BRIEF
Only lines with the string "Scan" should be returned from the data below.

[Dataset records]
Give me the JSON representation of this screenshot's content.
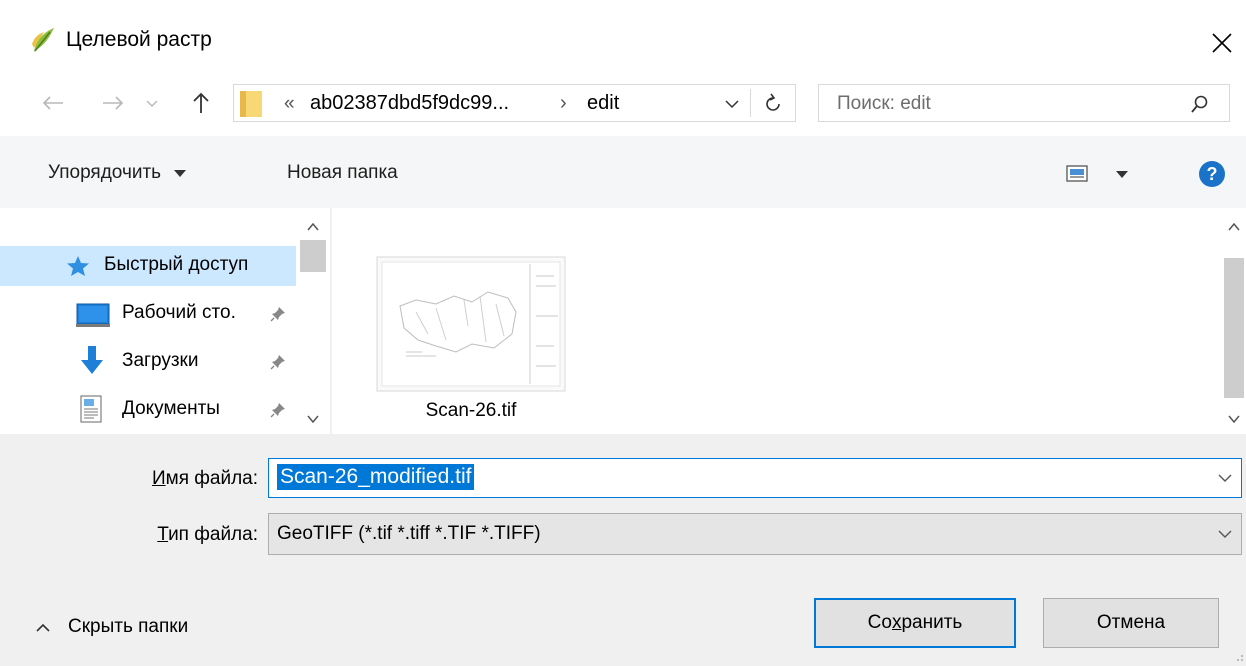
{
  "window": {
    "title": "Целевой растр",
    "close_icon": "close-icon",
    "app_icon": "qgis-icon"
  },
  "nav": {
    "back_icon": "arrow-left-icon",
    "forward_icon": "arrow-right-icon",
    "recent_icon": "chevron-down-icon",
    "up_icon": "arrow-up-icon",
    "address": {
      "prefix": "«",
      "segment1": "ab02387dbd5f9dc99...",
      "separator": "›",
      "segment2": "edit"
    },
    "refresh_icon": "refresh-icon",
    "search_placeholder": "Поиск: edit",
    "search_icon": "search-icon"
  },
  "toolbar": {
    "organize_label": "Упорядочить",
    "new_folder_label": "Новая папка",
    "view_icon": "view-icon",
    "help_icon": "help-icon"
  },
  "sidebar": {
    "items": [
      {
        "label": "Быстрый доступ",
        "icon": "star-icon",
        "selected": true
      },
      {
        "label": "Рабочий сто.",
        "icon": "desktop-icon",
        "pinned": true
      },
      {
        "label": "Загрузки",
        "icon": "download-icon",
        "pinned": true
      },
      {
        "label": "Документы",
        "icon": "document-icon",
        "pinned": true
      }
    ]
  },
  "files": [
    {
      "name": "Scan-26.tif"
    }
  ],
  "form": {
    "filename_label_u": "И",
    "filename_label_rest": "мя файла:",
    "filename_value": "Scan-26_modified.tif",
    "filetype_label_u": "Т",
    "filetype_label_rest": "ип файла:",
    "filetype_value": "GeoTIFF (*.tif *.tiff *.TIF *.TIFF)"
  },
  "footer": {
    "hide_folders_label": "Скрыть папки",
    "save_label_pre": "Со",
    "save_label_u": "х",
    "save_label_post": "ранить",
    "cancel_label": "Отмена"
  },
  "colors": {
    "accent": "#0078d7",
    "selection": "#cce8ff",
    "help": "#1a73c8"
  }
}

THE COMPLETED TASK
      "name": "Scan-26.tif"
    "filename_value": "Scan-26_modified.tif",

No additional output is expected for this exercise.